At the beach, at parties, at any gathering of adults who have college-bound children in the latter stages of high school, the topic of paying for college is discussed. This was not always the case. When I started providing test prep and college counseling advice in the 2000s, the biggest focus among Shoreline, CT parents was admission to top schools. Then the Great Recession hit and things shifted. Moreover – and while I am a huge fan of Connecticut (as a transplant, I can say it is a great state without real personal bias) – Connecticut has had some economic hits in the 2010s that have changed the financial well being of many in the state.
I recall one of the more telling conversations I had on the subject. I was having lunch with a prominent business leader. His 5000 square foot house on the water among other trappings as well as his high level executive position with a significant company would lead few to believe that he was struggling with how he would afford college for his children. “$250-300k per child. That’s unsustainable.”

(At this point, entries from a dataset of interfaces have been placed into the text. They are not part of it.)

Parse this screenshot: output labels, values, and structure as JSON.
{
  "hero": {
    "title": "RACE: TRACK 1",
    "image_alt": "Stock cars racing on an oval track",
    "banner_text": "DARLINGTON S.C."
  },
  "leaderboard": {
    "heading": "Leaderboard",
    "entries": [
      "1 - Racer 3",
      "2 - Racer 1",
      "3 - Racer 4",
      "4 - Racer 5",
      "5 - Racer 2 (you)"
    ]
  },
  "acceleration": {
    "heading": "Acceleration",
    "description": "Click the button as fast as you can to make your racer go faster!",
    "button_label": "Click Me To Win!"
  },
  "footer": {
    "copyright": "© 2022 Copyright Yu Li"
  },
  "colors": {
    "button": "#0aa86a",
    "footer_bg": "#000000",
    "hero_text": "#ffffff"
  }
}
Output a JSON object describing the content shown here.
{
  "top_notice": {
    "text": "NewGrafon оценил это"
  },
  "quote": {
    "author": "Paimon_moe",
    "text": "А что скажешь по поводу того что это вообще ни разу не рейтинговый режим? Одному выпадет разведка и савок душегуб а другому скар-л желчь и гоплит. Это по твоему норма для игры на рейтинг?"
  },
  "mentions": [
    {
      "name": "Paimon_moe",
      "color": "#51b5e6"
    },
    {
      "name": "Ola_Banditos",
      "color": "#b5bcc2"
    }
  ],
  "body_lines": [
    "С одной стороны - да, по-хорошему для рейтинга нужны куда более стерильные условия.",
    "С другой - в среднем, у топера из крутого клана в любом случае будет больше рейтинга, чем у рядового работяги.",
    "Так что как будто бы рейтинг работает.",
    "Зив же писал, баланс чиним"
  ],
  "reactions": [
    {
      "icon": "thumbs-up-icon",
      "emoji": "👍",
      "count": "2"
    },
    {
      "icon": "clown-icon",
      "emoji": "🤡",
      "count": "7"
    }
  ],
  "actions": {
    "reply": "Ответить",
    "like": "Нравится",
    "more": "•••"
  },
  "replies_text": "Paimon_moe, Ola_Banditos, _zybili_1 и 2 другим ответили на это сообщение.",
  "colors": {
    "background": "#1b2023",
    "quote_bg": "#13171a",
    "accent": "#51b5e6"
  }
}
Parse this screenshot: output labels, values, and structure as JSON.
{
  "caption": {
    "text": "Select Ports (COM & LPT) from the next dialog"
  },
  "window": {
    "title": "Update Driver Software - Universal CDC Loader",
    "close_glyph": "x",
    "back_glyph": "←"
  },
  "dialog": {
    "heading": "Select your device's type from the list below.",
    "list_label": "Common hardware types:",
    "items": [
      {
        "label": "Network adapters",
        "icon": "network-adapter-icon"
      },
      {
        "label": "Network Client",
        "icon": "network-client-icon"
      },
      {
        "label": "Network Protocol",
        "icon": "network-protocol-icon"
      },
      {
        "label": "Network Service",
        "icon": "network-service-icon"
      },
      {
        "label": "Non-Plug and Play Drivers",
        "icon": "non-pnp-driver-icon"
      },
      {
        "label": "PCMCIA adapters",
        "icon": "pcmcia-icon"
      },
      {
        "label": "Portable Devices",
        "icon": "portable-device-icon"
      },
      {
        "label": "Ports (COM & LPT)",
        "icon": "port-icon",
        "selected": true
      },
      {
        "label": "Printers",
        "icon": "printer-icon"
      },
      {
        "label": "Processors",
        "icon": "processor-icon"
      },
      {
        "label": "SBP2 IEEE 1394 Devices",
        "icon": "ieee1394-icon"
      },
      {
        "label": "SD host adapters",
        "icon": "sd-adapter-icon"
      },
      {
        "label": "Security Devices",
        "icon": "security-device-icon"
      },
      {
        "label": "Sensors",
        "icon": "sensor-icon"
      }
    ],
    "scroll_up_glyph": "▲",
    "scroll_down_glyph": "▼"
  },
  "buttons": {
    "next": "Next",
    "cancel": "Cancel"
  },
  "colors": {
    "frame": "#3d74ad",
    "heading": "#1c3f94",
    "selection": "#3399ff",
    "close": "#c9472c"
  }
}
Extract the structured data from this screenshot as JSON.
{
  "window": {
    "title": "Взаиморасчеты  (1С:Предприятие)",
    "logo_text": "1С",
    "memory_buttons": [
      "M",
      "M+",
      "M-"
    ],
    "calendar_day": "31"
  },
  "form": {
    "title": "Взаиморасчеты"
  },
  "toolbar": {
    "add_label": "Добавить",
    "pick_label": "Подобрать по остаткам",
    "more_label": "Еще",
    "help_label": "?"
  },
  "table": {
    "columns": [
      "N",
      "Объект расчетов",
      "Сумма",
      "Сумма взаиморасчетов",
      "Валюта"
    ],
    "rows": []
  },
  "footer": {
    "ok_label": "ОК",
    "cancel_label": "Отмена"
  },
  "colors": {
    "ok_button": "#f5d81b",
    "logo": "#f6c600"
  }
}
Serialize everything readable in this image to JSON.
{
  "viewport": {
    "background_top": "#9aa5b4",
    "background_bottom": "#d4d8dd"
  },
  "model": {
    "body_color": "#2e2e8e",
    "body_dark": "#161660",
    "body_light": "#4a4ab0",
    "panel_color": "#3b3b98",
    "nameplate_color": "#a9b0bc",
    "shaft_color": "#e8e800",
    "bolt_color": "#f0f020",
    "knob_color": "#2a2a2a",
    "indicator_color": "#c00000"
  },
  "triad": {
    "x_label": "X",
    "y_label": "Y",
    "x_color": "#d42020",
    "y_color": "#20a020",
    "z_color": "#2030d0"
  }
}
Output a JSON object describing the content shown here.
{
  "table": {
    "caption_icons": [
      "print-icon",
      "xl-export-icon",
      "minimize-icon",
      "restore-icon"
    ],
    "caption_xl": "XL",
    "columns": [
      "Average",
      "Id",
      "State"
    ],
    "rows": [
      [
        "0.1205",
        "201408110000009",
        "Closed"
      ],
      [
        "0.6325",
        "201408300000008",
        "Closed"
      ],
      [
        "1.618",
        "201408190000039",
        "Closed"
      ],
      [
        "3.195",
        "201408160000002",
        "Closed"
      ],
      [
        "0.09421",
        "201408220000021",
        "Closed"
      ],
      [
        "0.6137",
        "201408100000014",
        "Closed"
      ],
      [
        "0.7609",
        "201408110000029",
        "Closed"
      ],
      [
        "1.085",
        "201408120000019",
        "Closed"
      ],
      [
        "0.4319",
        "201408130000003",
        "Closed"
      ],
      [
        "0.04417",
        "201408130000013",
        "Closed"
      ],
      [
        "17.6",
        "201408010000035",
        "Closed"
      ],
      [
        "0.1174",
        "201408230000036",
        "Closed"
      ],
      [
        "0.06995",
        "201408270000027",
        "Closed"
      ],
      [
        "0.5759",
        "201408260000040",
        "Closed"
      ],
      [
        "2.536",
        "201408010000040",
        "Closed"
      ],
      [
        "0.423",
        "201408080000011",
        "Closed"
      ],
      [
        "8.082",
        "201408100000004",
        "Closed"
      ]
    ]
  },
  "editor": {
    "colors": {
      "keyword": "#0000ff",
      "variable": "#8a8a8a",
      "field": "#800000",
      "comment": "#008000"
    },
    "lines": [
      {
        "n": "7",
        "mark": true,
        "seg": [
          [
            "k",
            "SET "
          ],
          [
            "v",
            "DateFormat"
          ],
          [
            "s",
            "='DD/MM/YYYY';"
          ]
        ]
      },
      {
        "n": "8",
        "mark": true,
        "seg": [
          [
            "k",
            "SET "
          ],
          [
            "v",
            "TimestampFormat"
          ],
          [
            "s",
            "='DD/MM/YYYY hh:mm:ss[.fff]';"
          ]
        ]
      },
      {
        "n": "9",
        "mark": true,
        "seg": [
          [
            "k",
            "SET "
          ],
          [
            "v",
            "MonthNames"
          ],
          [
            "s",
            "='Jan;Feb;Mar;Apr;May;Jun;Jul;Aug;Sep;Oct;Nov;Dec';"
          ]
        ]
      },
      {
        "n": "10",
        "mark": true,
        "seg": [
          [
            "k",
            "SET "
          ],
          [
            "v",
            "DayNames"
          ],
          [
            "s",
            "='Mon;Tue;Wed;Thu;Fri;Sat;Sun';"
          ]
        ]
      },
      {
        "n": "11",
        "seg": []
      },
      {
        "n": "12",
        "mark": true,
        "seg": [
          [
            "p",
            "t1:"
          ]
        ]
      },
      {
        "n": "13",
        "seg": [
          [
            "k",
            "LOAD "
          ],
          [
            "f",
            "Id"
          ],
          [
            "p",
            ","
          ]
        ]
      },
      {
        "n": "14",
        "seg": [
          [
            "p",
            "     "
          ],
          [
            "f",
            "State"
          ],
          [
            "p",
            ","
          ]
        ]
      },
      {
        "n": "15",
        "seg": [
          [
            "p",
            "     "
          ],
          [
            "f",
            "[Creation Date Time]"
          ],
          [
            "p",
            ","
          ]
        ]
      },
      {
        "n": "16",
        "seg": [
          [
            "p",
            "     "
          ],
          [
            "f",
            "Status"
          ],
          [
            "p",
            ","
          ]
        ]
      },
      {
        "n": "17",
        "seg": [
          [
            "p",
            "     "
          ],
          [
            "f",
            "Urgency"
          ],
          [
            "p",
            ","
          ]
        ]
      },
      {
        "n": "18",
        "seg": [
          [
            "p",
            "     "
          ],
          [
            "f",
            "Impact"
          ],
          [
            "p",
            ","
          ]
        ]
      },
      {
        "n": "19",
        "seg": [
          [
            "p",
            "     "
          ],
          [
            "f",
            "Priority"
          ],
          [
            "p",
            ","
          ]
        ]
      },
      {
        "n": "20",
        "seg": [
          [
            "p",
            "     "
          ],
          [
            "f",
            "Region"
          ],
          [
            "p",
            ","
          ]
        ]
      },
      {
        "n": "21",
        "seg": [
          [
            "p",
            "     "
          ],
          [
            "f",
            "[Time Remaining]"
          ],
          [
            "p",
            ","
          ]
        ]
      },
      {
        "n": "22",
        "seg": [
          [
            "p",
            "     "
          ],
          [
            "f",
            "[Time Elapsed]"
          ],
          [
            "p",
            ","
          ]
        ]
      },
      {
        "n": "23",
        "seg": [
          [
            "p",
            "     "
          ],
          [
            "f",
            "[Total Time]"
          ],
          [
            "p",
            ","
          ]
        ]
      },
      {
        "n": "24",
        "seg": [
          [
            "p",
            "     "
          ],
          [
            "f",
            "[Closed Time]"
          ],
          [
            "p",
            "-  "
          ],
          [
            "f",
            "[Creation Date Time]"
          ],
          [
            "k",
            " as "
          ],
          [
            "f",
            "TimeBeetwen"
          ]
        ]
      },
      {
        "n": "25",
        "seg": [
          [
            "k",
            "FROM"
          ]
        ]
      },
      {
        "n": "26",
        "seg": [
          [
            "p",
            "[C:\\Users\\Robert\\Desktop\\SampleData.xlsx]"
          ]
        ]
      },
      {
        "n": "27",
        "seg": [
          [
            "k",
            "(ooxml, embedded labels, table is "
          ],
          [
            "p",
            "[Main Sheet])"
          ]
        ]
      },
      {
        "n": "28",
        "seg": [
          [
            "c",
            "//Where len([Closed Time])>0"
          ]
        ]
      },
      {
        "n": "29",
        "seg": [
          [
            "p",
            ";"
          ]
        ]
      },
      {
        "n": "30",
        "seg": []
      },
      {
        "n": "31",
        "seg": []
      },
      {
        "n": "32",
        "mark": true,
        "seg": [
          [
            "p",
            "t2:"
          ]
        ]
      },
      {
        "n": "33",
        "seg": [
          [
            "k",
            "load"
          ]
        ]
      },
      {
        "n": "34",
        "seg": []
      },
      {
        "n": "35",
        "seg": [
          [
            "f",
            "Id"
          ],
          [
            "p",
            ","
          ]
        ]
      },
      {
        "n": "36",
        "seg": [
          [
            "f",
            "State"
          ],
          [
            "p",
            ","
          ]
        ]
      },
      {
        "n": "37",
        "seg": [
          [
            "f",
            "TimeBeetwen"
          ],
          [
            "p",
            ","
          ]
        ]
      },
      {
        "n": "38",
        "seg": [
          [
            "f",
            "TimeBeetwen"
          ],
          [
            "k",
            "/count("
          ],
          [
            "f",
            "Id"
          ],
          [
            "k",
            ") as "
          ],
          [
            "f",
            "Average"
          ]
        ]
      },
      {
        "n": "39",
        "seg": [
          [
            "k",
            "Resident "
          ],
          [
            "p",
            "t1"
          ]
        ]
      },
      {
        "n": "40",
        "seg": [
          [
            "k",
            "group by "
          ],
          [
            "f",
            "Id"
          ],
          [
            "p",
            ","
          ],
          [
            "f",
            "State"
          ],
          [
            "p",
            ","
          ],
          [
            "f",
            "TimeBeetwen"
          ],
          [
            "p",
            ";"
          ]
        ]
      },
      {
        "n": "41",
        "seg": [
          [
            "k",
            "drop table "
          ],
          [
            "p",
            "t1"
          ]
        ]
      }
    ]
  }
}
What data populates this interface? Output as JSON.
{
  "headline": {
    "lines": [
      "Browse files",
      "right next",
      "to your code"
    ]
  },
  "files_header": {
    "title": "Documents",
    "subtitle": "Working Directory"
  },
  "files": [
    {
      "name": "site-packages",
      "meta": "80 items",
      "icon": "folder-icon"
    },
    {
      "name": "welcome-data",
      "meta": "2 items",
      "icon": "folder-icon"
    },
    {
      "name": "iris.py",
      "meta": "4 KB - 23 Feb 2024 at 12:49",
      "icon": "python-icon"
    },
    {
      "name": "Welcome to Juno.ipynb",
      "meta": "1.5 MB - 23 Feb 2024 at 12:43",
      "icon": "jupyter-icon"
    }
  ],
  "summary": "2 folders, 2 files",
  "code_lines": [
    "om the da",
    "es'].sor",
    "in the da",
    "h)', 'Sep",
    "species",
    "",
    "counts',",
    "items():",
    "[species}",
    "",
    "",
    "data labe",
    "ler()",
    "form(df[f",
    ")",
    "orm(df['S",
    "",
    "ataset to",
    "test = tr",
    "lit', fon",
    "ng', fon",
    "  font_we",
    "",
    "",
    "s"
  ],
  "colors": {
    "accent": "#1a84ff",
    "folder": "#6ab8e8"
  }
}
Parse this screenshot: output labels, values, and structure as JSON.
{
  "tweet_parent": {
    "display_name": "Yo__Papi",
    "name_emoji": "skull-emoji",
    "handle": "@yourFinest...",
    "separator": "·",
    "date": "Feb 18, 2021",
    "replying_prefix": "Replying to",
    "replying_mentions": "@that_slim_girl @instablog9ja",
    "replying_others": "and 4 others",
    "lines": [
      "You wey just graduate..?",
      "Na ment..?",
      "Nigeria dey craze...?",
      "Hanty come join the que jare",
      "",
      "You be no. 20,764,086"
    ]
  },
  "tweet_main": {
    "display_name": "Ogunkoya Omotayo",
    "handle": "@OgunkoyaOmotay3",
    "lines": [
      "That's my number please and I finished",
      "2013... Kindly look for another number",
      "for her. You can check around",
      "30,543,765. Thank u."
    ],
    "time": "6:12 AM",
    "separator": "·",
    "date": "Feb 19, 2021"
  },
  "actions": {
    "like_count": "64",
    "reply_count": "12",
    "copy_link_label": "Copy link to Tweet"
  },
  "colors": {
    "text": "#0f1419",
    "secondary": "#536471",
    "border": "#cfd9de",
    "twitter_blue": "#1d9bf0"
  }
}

So what is the answer: follow the evidence. Most colleges have a sticker price and a real price. The sticker price – let’s say $60,000/year – can be driven down to $40,000/year. How? Excluding recruited athletes, it is not due to activities. And while grades do play a factor, the combination of grade inflation (sorry to say, do not be too excited by your child’s A- average) and difficulty in discerning differentiation between grades from school to school, grades are also not that important.
What makes the difference? Test scores.